The goal of any learning environment is to engage students with one another so they develop a sense of community and learn together. When the learning environment is solely web-based, instructors must be intentional on how they develop these learning communities so they are effective in developing a sense of community. Oftentimes this is solely done via asynchronous communication methods. Communication in an asynchronous, online-based learning environment is typically done via discussion threads and email. These are referred to as communication-mediated communication (CMC).
To facilitate effective online discussions, the author of this article uses the constructivism framework (Rovai, 2007). Some of the strengths of asynchronous CMC are that they can provide personal and timely feedback to the students and that it offers students an opportunity for reflective discussion (Rovai, 2007). There are also potential weaknesses, such as reduced motivation by the students to interact, but the author posits that skillful facilitation can reduce those weaknesses. They continue the article by outlining a strategy for designing and facilitating online discussions. Figure 1 found on page 86 of the article (Rovai, 2007) shows a visual depiction of the strategy which outlines the components of both design and facilitation that lead to the ultimate goal of construction of knowledge.
- The first area the author outlines for effective online discussions is course design. Four provisions are outlined.
- Motivation—Create a learning environment where students are motivated to interact with positive social interactions. Create extrinsic motivation through structured discussions and interpersonal connections.
- Expectations—Share expectations with students. Use a discussion rubric, which allows students to see the expectations and an evaluation of those expectations.
- Provision for socio-emotional discussions—Develop personal relationships and build a sense of community. Develop separate discussion boards where students are able to get to know one another and freely discuss topics that are of personal interest.
- Provision for task-oriented discussions—Construct online discussions that adult learners see as relevant challenges connect with their experiences. Manage the size of group discussion by not having them be too small or too big.
- The second area the author outlines for effective online discussions is course facilitation. Again, five provisions are outlined.
- Social presence—Engage students in online interactions that are seen as valuable (i.e., being read). Foster social relationships amongst students that increases familiarity.
- Emphasis on student-to-student interactions—Facilitate peer learning through student-to-student interaction. Instead of responding or answering all of the posts, ask probing questions and address disruptive communication.
- Cultural communication patterns—Be aware of cross-cultural communication styles and facilitate discussions to decrease potential negative interactions. Create social awareness and engage all students in discussions.
- Gender-based communication patterns—Be aware of potential gender-based differences in communication patterns. Create an environment that focuses on collaboration and cooperation.
- Student status—Create a learning environment where all students are equal. Assign roles to students and emphasize that everyone one has something to contribute to the work.

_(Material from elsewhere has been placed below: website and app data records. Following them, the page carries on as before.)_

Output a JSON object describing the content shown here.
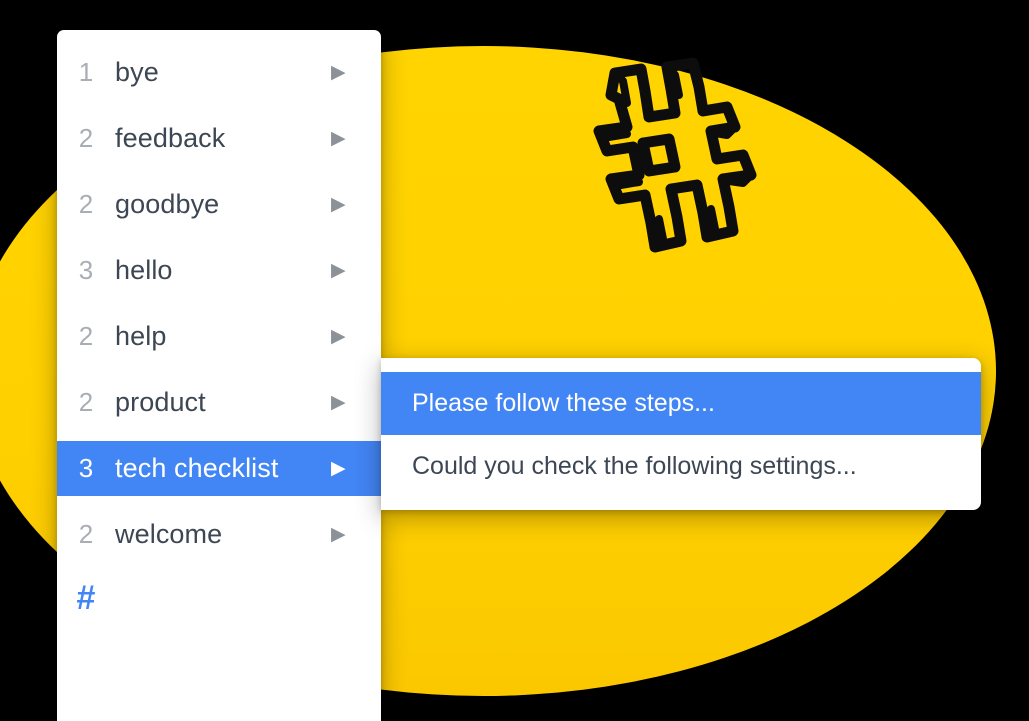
{
  "theme": {
    "accent_blue": "#4285F4",
    "brand_yellow": "#FFD400",
    "text_dark": "#3d4754",
    "count_grey": "#a9aeb5"
  },
  "decoration": {
    "blob_name": "yellow-blob",
    "illustration": "hashtag-illustration",
    "hashtag_symbol": "#"
  },
  "shortcut_list": {
    "items": [
      {
        "count": "1",
        "label": "bye",
        "caret": "▶",
        "selected": false
      },
      {
        "count": "2",
        "label": "feedback",
        "caret": "▶",
        "selected": false
      },
      {
        "count": "2",
        "label": "goodbye",
        "caret": "▶",
        "selected": false
      },
      {
        "count": "3",
        "label": "hello",
        "caret": "▶",
        "selected": false
      },
      {
        "count": "2",
        "label": "help",
        "caret": "▶",
        "selected": false
      },
      {
        "count": "2",
        "label": "product",
        "caret": "▶",
        "selected": false
      },
      {
        "count": "3",
        "label": "tech checklist",
        "caret": "▶",
        "selected": true
      },
      {
        "count": "2",
        "label": "welcome",
        "caret": "▶",
        "selected": false
      }
    ],
    "footer_glyph": "#"
  },
  "submenu": {
    "items": [
      {
        "label": "Please follow these steps...",
        "active": true
      },
      {
        "label": "Could you check the following settings...",
        "active": false
      }
    ]
  }
}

Designing and facilitating discussions in an asynchronous learning environment differ from that of a traditional face-to-face learning environment. It is important for online instructors to understand these differences. Rovai (2007) developed a strategy to assist instructors in effectively facilitating online discussions. The emphasis is on two components: design and facilitation.
A strategy that is woven throughout both the design component and the facilitation component is developing a sense of community. While this is also true for a face-to-face learning environment, it is developed differently in an online environment. The instructor can design discussion boards at the beginning of the learning experience that allows the learners to share more about themselves and their interests. This not only starts to create a sense of community, it also facilitates an opportunity for students to get to know one another. This can help with establishing social equity amongst students as they learn more about their fellow students. Having these social interactions and connections at the beginning, helps set the stage and playing field for the remainder of the online learning experience.
- Which one of the four provisions for designing effective online discussions would be easiest for you to incorporate into your work? Which would be the most difficult? Why?
- Some of the facilitation provisions focus on social equity (cultural communication patters, gender-based communication patters, student status). As an instructor or trainer, what strategies would you use to decrease potential negative interactions in online discussions?
- Establishing a sense of community in an online learning environment is crucial for shared learning and knowledge development throughout the experience. What tactics could be deployed to develop a sense of community throughout the entire experience?